>>>>>

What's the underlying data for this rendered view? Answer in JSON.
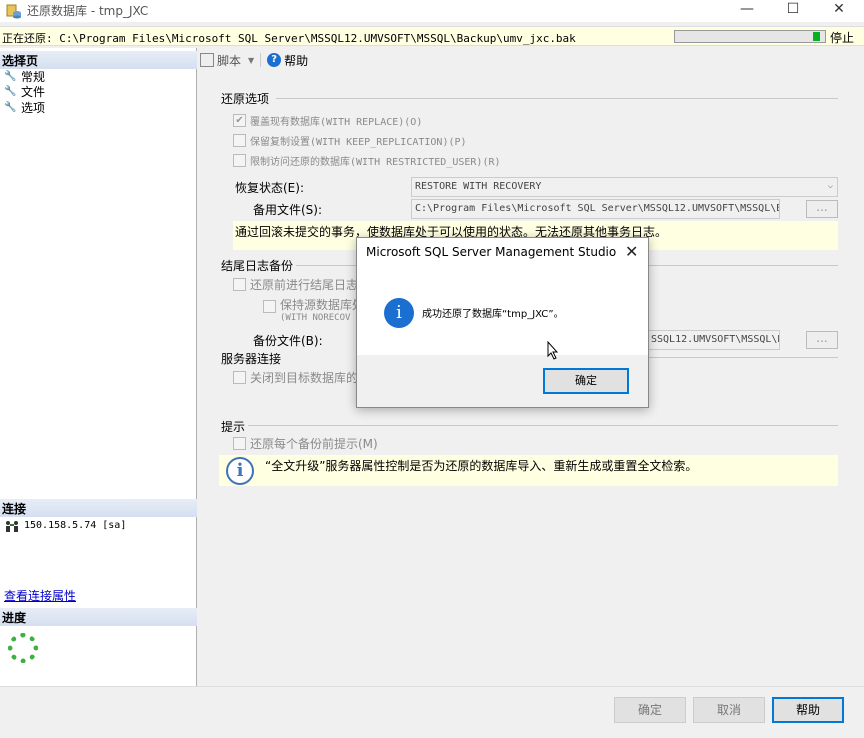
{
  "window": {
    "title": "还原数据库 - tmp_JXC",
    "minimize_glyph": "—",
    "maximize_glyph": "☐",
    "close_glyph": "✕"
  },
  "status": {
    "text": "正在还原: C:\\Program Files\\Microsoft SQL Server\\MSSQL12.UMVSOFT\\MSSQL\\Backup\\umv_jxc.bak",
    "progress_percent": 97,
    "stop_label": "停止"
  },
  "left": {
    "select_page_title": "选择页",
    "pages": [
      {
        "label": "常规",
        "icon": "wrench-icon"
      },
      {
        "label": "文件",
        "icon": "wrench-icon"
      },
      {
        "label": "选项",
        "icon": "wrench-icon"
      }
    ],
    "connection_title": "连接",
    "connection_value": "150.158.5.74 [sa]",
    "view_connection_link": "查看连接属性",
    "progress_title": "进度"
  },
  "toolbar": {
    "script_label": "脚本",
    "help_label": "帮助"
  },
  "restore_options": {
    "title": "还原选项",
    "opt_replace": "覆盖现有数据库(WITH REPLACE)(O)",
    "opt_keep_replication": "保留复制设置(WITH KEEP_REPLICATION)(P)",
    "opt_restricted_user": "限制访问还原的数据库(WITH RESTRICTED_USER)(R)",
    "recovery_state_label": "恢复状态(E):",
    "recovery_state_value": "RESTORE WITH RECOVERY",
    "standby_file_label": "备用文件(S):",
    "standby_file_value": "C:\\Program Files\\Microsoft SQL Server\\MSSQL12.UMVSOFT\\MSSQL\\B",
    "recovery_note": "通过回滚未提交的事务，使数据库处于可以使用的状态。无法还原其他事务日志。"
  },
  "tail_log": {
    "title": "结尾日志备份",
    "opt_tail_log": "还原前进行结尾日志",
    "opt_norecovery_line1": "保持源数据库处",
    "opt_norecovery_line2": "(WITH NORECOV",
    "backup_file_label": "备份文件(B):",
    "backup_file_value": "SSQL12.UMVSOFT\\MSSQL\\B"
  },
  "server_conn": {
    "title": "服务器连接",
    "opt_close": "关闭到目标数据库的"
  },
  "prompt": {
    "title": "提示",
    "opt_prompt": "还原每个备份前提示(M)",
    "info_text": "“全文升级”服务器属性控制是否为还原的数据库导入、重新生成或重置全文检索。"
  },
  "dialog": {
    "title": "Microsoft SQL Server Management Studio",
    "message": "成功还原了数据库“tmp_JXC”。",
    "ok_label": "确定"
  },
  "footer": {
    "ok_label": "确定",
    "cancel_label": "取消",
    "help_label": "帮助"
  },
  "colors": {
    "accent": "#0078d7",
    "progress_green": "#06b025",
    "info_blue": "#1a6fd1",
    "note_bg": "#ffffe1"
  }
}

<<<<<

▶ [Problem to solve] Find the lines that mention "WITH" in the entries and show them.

▶ [Solution to this problem]
    "opt_replace": "覆盖现有数据库(WITH REPLACE)(O)",
    "opt_keep_replication": "保留复制设置(WITH KEEP_REPLICATION)(P)",
    "opt_restricted_user": "限制访问还原的数据库(WITH RESTRICTED_USER)(R)",
    "recovery_state_value": "RESTORE WITH RECOVERY",
    "opt_norecovery_line2": "(WITH NORECOV",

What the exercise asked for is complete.